The honest truth is that I found Natasha grating, and frequently frustrating, especially her repeated insistence on her pre-childbirth hotness and her incredulity about motherhood. (She’s an actor, and dramatic, I had to keep reminding myself.) It was easier to love Larissa’s voice. Even in the grimmest circumstances, Larissa is a droll and hilarious narrator, able to blend the funny and the heartbreaking beautifully together. Yet, in the end, each narrative complements the other. Though Larissa’s and Natasha’s stories are wildly different, they share an irreverence and a longing for something more, and they echo each other in their explorations of obligation and desire, of envy and disappointment, of art and contentment, and the possible incompatibility of the two ... With Something Unbelievable, Kuznetsova movingly makes a case for the significance of the everyday. The book, Kuznetsova’s second, is particularly poignant, especially during our present pandemic. It calls attention to the fact that human beings living through extraordinary circumstances are still, well, human beings: They hold grudges, they’re petty and they fall in love with the wrong people, whether they’re fleeing a war or staying at home with a baby.
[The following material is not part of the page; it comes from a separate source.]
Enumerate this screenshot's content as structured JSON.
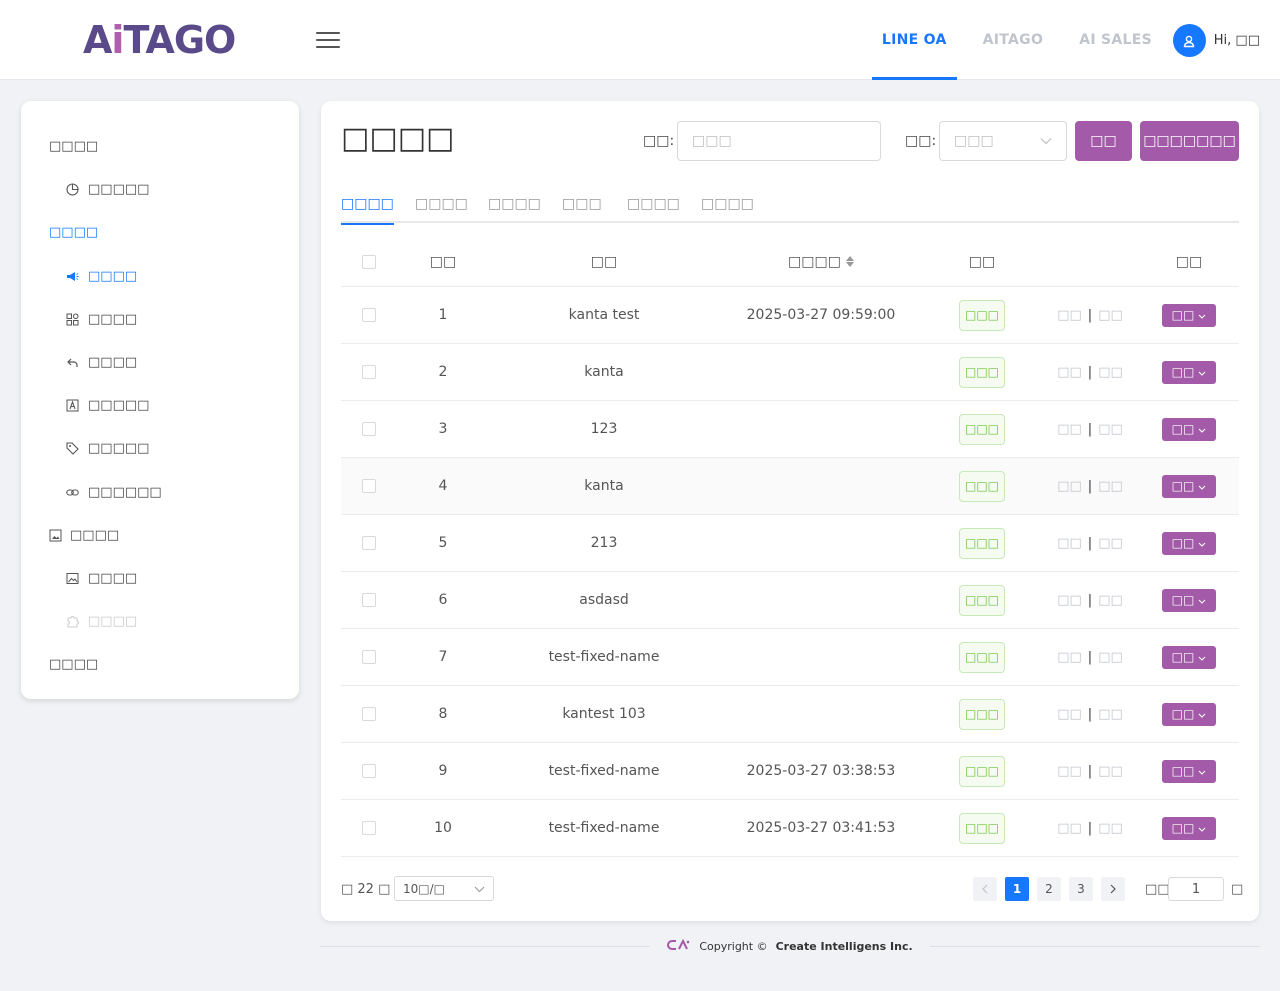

The book argues that the mundane moments are what make a life ... seems to say that the everyday matters — how unspectacular moments can transcend their confines, how miraculous the ordinary can be.
... laugh-out-loud funny ... Kuznetsova captures how stories are not the only things shared between generations ... continues the crescendo of Kuznetsova’s vibrant style ... Kuznetsova’s strengths lie in her ability to weave real-life cruelty and kindness into her works. She discusses topics like war, death, sex, and the grimy reality of parenthood with the same unflinching ease as one would discuss going to the grocery store ... Her dialogue is sharp, filled with unrelenting dark humor as both main characters are willing to take a bite out of anyone who comes in their way, including themselves. Beneath the near tactless honesty, both characters are fueled by compassion, moved by their love for life and the people in it. Both women’s love can be likened to a kiss with a fist ... More than anything, Kuznetsova captures the exhaustion of being overly self-aware and disillusioned while also feeling lost and oblivious to the world in front of you ... I left the final page of Something Unbelievable thoroughly entranced.
In shifting first-person narratives in which they analyze each other with assumptions that may or may not be accurate, Natasha and Larissa build a portrait of family love in all its variations ... Most compelling when history intersects with the emotions of women figuring out their lives today.
Larissa, a cigarette-smoking widow, is colorfully drawn, though her blunt, mean-spirited dialogue often reduces her to a cliché ... Clear parallels between Larissa’s adolescent crushes and Natasha’s marriage are made unnecessarily explicit, as when Natasha asks if Larissa regrets her choice of whom to marry. While the characters can be lively, there’s not enough to hold readers’ interest.